↓

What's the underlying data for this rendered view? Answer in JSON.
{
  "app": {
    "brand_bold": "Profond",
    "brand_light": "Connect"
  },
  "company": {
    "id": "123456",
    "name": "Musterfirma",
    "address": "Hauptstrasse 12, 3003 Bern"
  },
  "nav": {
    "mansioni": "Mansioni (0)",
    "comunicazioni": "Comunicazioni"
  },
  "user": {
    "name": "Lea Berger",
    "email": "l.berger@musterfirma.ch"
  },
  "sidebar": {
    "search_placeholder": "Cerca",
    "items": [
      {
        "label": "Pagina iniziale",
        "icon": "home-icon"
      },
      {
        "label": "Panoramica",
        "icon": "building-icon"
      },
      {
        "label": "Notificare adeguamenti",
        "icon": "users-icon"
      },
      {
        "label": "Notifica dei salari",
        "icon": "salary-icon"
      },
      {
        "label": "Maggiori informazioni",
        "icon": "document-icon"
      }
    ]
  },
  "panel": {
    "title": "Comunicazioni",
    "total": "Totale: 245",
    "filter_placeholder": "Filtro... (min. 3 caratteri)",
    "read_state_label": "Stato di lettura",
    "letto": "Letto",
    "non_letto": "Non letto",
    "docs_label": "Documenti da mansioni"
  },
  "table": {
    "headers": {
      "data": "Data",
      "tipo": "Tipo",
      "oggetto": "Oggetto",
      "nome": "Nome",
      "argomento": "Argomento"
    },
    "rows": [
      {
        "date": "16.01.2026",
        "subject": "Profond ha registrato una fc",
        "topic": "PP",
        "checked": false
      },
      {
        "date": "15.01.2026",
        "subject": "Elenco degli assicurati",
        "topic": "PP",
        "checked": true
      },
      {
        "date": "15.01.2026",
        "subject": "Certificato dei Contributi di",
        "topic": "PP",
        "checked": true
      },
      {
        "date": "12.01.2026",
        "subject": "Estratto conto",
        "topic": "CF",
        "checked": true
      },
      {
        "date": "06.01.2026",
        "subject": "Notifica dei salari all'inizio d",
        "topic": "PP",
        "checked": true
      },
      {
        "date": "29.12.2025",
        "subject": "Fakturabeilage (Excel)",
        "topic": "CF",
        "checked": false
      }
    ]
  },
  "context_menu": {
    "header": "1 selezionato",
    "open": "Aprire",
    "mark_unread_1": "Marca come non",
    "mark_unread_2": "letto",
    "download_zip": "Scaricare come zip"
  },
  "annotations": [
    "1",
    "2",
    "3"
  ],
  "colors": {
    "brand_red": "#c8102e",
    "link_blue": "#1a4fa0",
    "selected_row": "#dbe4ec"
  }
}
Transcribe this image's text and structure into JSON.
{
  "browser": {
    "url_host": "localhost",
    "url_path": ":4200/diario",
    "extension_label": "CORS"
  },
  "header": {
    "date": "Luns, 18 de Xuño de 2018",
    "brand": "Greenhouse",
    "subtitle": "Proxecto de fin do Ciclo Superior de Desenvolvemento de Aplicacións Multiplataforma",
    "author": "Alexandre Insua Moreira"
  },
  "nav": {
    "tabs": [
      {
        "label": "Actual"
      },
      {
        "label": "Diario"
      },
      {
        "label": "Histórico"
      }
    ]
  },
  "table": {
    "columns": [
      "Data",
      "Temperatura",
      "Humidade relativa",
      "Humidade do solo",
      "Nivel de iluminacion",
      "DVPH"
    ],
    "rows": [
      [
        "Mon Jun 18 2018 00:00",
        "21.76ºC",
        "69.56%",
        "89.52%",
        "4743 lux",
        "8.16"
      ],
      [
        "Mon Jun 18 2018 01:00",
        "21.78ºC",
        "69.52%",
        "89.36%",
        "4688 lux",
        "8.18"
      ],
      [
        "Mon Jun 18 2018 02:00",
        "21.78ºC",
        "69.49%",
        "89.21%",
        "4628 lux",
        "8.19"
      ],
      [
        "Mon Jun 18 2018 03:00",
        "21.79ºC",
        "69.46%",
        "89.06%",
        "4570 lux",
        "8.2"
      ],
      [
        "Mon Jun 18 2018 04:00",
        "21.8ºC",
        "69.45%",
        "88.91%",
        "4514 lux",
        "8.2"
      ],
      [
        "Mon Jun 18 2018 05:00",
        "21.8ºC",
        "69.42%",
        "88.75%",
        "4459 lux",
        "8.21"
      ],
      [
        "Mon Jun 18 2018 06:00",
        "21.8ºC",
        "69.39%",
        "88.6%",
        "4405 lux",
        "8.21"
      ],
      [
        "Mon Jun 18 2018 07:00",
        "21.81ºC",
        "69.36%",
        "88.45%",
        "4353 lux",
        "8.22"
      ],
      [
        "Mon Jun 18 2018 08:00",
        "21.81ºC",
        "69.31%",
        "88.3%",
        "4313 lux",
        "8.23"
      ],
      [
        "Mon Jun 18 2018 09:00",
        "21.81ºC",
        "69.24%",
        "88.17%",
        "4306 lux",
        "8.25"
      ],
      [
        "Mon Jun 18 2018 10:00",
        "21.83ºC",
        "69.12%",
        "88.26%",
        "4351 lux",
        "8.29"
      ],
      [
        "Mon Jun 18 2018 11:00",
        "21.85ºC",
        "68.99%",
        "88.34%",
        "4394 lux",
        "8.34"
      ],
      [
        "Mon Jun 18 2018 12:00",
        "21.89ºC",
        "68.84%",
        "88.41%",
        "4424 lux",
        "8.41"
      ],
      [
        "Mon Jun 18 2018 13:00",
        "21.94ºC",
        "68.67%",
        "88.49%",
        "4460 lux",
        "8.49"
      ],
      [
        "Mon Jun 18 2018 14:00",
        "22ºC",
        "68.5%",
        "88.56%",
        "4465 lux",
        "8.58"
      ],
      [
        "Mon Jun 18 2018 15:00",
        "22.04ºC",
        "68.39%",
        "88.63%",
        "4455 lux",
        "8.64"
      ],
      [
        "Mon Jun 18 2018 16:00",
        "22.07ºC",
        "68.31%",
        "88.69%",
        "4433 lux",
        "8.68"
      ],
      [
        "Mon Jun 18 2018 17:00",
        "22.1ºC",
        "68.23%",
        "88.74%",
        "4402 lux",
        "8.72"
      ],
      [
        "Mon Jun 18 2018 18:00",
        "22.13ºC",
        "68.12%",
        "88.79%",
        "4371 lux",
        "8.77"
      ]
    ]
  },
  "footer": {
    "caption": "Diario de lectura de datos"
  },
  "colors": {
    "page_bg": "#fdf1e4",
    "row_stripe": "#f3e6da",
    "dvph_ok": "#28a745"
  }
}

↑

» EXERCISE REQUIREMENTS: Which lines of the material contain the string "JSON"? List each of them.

» SOLUTION:
What's the underlying data for this rendered view? Answer in JSON.
Transcribe this image's text and structure into JSON.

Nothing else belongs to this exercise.